Below are some records; copy them word for word and drop the pictures.

_Entries supplied:_

================================

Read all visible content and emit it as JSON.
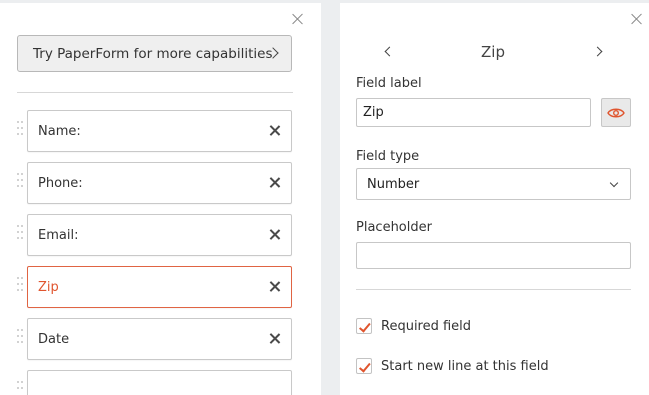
{
  "left_panel": {
    "upgrade_button": "Try PaperForm for more capabilities",
    "fields": [
      {
        "label": "Name:",
        "active": false
      },
      {
        "label": "Phone:",
        "active": false
      },
      {
        "label": "Email:",
        "active": false
      },
      {
        "label": "Zip",
        "active": true
      },
      {
        "label": "Date",
        "active": false
      },
      {
        "label": "",
        "active": false
      }
    ]
  },
  "editor": {
    "title": "Zip",
    "field_label_heading": "Field label",
    "field_label_value": "Zip",
    "field_type_heading": "Field type",
    "field_type_value": "Number",
    "placeholder_heading": "Placeholder",
    "placeholder_value": "",
    "required_label": "Required field",
    "required_checked": true,
    "new_line_label": "Start new line at this field",
    "new_line_checked": true
  },
  "colors": {
    "accent": "#e0552e",
    "background": "#eceef0"
  }
}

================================

_Result:_
Read all visible content and emit it as JSON.
{
  "left_panel": {
    "upgrade_button": "Try PaperForm for more capabilities",
    "fields": [
      {
        "label": "Name:",
        "active": false
      },
      {
        "label": "Phone:",
        "active": false
      },
      {
        "label": "Email:",
        "active": false
      },
      {
        "label": "Zip",
        "active": true
      },
      {
        "label": "Date",
        "active": false
      },
      {
        "label": "",
        "active": false
      }
    ]
  },
  "editor": {
    "title": "Zip",
    "field_label_heading": "Field label",
    "field_label_value": "Zip",
    "field_type_heading": "Field type",
    "field_type_value": "Number",
    "placeholder_heading": "Placeholder",
    "placeholder_value": "",
    "required_label": "Required field",
    "required_checked": true,
    "new_line_label": "Start new line at this field",
    "new_line_checked": true
  },
  "colors": {
    "accent": "#e0552e",
    "background": "#eceef0"
  }
}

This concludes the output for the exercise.